Berkshire Hathaway Inc. (BRK.B): Here Are Six Ways It Could Fail

As highly as we Fools think of Warren Buffett and Berkshire Hathaway Inc. (NYSE:BRK.B), we’d be foolish (with a lower-case “f”) to believe any company is truly without risk.

With that in mind, here are six ways Berkshire Hathaway Inc. (NYSE:BRK.B) could potentially fail investors going forward:

Berkshire Hathaway Inc.1. Losing to the market on Buffett’s terms
Over the years, Buffett has largely made his name by identifying stocks whose share prices have lagged the intrinsic value of their underlying businesses. As a result, it should come as no surprise that Buffett believes the best way to measure Berkshire Hathaway Inc. (NYSE:BRK.B)’s performance is by calculating its book value.

Sure enough, as I noted last month, Buffett himself lamented Berkshire Hathaway Inc. (NYSE:BRK.B)’s respectable 2012 book value growth of 14.4% as “subpar” after it fell short of the S&P 500’s 16% gain.

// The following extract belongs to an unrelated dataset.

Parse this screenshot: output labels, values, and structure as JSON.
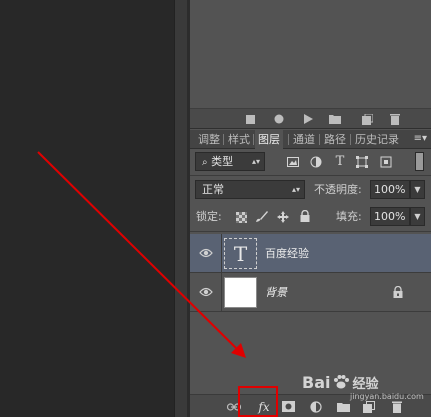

What’s more, while Buffett has helped Berkshire Hathaway Inc. (NYSE:BRK.B)’s book value per share rise an astounding 586,817% over the past 48 years (seriously — that’s no typo!), he readily admits that, with Berkshire’s enormous capital base, its book value per share going forward will probably have a hard time increasing “at a rate even close to its past rate.”

2. Losing to the market on Mr. Market’s terms
Even if Berkshire’s book value per share manages to outpace the broader market’s return, you can bet that if the share price lags, many fickle investors still won’t be patient enough to wait for the price to catch up with the value of the business.

Of course, that is part of why it’s so hard to be a value investor, but the fact remains that there will be more years during which Berkshire Hathaway stock will lag the market. For example, look at how much faster Berkshire’s book value has increased relative to both its share price and the S&P 500 over the past five years:

BRK.B Total Return Price Chart

BRK.B Total Return Price data by YCharts

While this isn’t necessarily Berkshire’s fault, you can bet many investors will inevitably perceive it as a failure.

3. Failure to maintain superior management
As Peter Lynch once said, “Go for a business that any idiot can run — because sooner or later, any idiot probably is going to run it.”

Before you go yelling “Blasphemy!” from the rooftops, I’m all too aware that Berkshire’s current management team is as solid as they come. Heck, there are at least six people with whom I wouldn’t be surprised should they be chosen as Buffett’s eventual successor.